A new approach toward suspected bank robbers – called “customer service on steroids” by an FBI agent – may be one reason for a significant drop in bank robberies in the Seattle area, says the Seattle Times. Previously, employees were trained not to approach suspicious people and to accept the possibility they could be robbed. A teller could activate an alarm or drop an exploding dye pack into a robber’s haul of cash to make the getaway more difficult. One agent said, “I’ve interviewed bank robbers who believe it’s state law for tellers to comply with them.”
In “Safecatch,” the FBI says that bank employees can unnerve robbers, who generally try to remain as anonymous as possible when approaching a teller. The ploy targets “note jobs,” in which a robber passes a note demanding cash to a teller, and which account for 90 percent of Seattle bank robberies. The FBI credits Safecatch for a sharp drop in bank robberies.

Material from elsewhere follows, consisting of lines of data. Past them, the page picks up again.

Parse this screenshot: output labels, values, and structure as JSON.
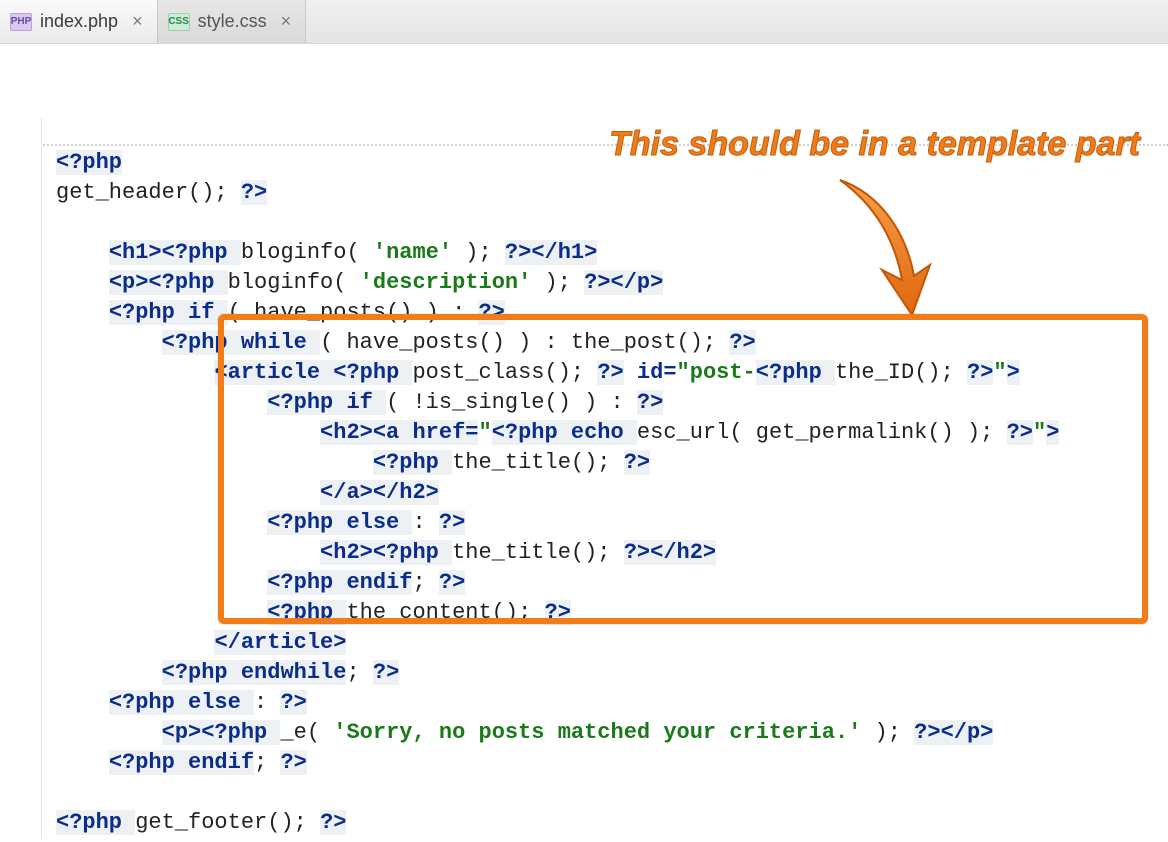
{
  "tabs": [
    {
      "label": "index.php",
      "icon": "PHP",
      "active": true
    },
    {
      "label": "style.css",
      "icon": "CSS",
      "active": false
    }
  ],
  "callout": "This should be in a template part",
  "code": {
    "l1a": "<?php",
    "l2a": "get_header(); ",
    "l2b": "?>",
    "l4_h1o": "<h1>",
    "l4_php1": "<?php ",
    "l4_fn": "bloginfo( ",
    "l4_str": "'name'",
    "l4_fn2": " ); ",
    "l4_php2": "?>",
    "l4_h1c": "</h1>",
    "l5_po": "<p>",
    "l5_php1": "<?php ",
    "l5_fn": "bloginfo( ",
    "l5_str": "'description'",
    "l5_fn2": " ); ",
    "l5_php2": "?>",
    "l5_pc": "</p>",
    "l6_php1": "<?php ",
    "l6_if": "if ",
    "l6_cond": "( have_posts() ) : ",
    "l6_php2": "?>",
    "l7_php1": "<?php ",
    "l7_while": "while ",
    "l7_cond": "( have_posts() ) : the_post(); ",
    "l7_php2": "?>",
    "l8_art": "<article ",
    "l8_php1": "<?php ",
    "l8_fn": "post_class(); ",
    "l8_php2": "?>",
    "l8_id": " id=",
    "l8_q1": "\"",
    "l8_post": "post-",
    "l8_php3": "<?php ",
    "l8_fn2": "the_ID(); ",
    "l8_php4": "?>",
    "l8_q2": "\"",
    "l8_gt": ">",
    "l9_php1": "<?php ",
    "l9_if": "if ",
    "l9_cond": "( !is_single() ) : ",
    "l9_php2": "?>",
    "l10_h2o": "<h2>",
    "l10_ao": "<a ",
    "l10_href": "href=",
    "l10_q1": "\"",
    "l10_php1": "<?php ",
    "l10_echo": "echo ",
    "l10_fn": "esc_url( get_permalink() ); ",
    "l10_php2": "?>",
    "l10_q2": "\"",
    "l10_gt": ">",
    "l11_php1": "<?php ",
    "l11_fn": "the_title(); ",
    "l11_php2": "?>",
    "l12_ac": "</a>",
    "l12_h2c": "</h2>",
    "l13_php1": "<?php ",
    "l13_else": "else ",
    "l13_colon": ": ",
    "l13_php2": "?>",
    "l14_h2o": "<h2>",
    "l14_php1": "<?php ",
    "l14_fn": "the_title(); ",
    "l14_php2": "?>",
    "l14_h2c": "</h2>",
    "l15_php1": "<?php ",
    "l15_endif": "endif",
    "l15_semi": "; ",
    "l15_php2": "?>",
    "l16_php1": "<?php ",
    "l16_fn": "the_content(); ",
    "l16_php2": "?>",
    "l17_artc": "</article>",
    "l18_php1": "<?php ",
    "l18_endwhile": "endwhile",
    "l18_semi": "; ",
    "l18_php2": "?>",
    "l19_php1": "<?php ",
    "l19_else": "else ",
    "l19_colon": ": ",
    "l19_php2": "?>",
    "l20_po": "<p>",
    "l20_php1": "<?php ",
    "l20_fn": "_e( ",
    "l20_str": "'Sorry, no posts matched your criteria.'",
    "l20_fn2": " ); ",
    "l20_php2": "?>",
    "l20_pc": "</p>",
    "l21_php1": "<?php ",
    "l21_endif": "endif",
    "l21_semi": "; ",
    "l21_php2": "?>",
    "l23_php1": "<?php ",
    "l23_fn": "get_footer(); ",
    "l23_php2": "?>"
  }
}
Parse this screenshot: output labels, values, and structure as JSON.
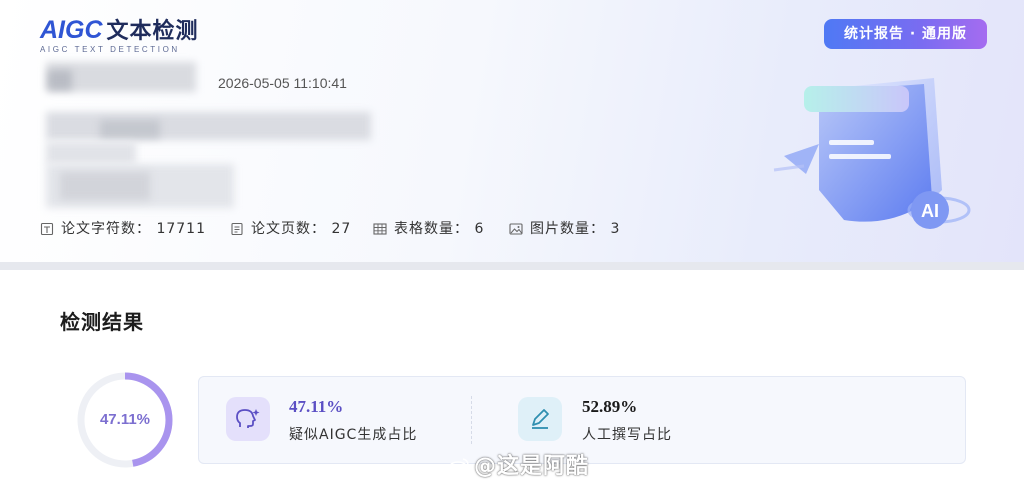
{
  "header": {
    "logo_main": "AIGC",
    "logo_cn": "文本检测",
    "logo_sub": "AIGC TEXT DETECTION",
    "badge": "统计报告 · 通用版",
    "timestamp": "2026-05-05 11:10:41"
  },
  "stats": [
    {
      "label": "论文字符数：",
      "value": "17711",
      "icon": "document-char-icon"
    },
    {
      "label": "论文页数：",
      "value": "27",
      "icon": "pages-icon"
    },
    {
      "label": "表格数量：",
      "value": "6",
      "icon": "table-icon"
    },
    {
      "label": "图片数量：",
      "value": "3",
      "icon": "image-icon"
    }
  ],
  "stats_text": [
    "论文字符数： 17711",
    "论文页数： 27",
    "表格数量： 6",
    "图片数量： 3"
  ],
  "illustration": {
    "ai_label": "AI"
  },
  "result": {
    "title": "检测结果",
    "ring_percent_text": "47.11%",
    "ring_fraction": 0.4711,
    "aigc": {
      "percent": "47.11%",
      "label": "疑似AIGC生成占比",
      "icon": "brain-sparkle-icon"
    },
    "human": {
      "percent": "52.89%",
      "label": "人工撰写占比",
      "icon": "pen-icon"
    }
  },
  "watermark": "@这是阿酷",
  "colors": {
    "brand": "#2f55d4",
    "ring_fill": "#a994ee",
    "ring_track": "#eef0f5",
    "aigc_accent": "#5b4fc4",
    "human_accent": "#1a1a1a"
  }
}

In the first three months of 2006, the Seattle area had 80 bank robberies, compared with just 44 this year.